However, there is another interesting case, that of deaf children born to hearing parents. These children may grow up in a perfectly normal home environment, but because of their lack of exposure to either spoken language or signed language at a young age, have no "native language" at all.

What all of these cases point to, though, is not any mysterious primal language. What actually happens when children grow up without exposure to language is that the areas in their brains devoted to the production and comprehension of language never develop properly, and learning any language at all in later life may be difficult or even impossible, depending on the age at which they are first exposed to language. The critical age for natural language acquisition would seem to be around four years, with some individual variation.
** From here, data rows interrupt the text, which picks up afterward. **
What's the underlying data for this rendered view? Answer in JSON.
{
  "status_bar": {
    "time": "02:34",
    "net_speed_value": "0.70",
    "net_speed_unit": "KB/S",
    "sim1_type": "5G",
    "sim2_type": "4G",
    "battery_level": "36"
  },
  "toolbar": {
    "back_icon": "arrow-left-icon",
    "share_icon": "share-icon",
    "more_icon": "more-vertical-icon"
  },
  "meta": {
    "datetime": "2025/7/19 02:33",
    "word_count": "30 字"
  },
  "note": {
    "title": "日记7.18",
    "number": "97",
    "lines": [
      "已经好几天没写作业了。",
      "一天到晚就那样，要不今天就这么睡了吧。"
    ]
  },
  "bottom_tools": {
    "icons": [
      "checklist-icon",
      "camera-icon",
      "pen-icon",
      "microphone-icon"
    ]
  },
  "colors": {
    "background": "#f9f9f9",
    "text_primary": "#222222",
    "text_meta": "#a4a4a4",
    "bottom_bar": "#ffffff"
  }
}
Needless to say, this raises interesting Chicken-and-egg style problems for linguistic anthropologists. The current hypothesis is that humans evolved language through a series of gradual, iterative steps, meaning that there would be no "first language". Even if there were, there are some pretty severe logical flaws in the idea that a baby would know it.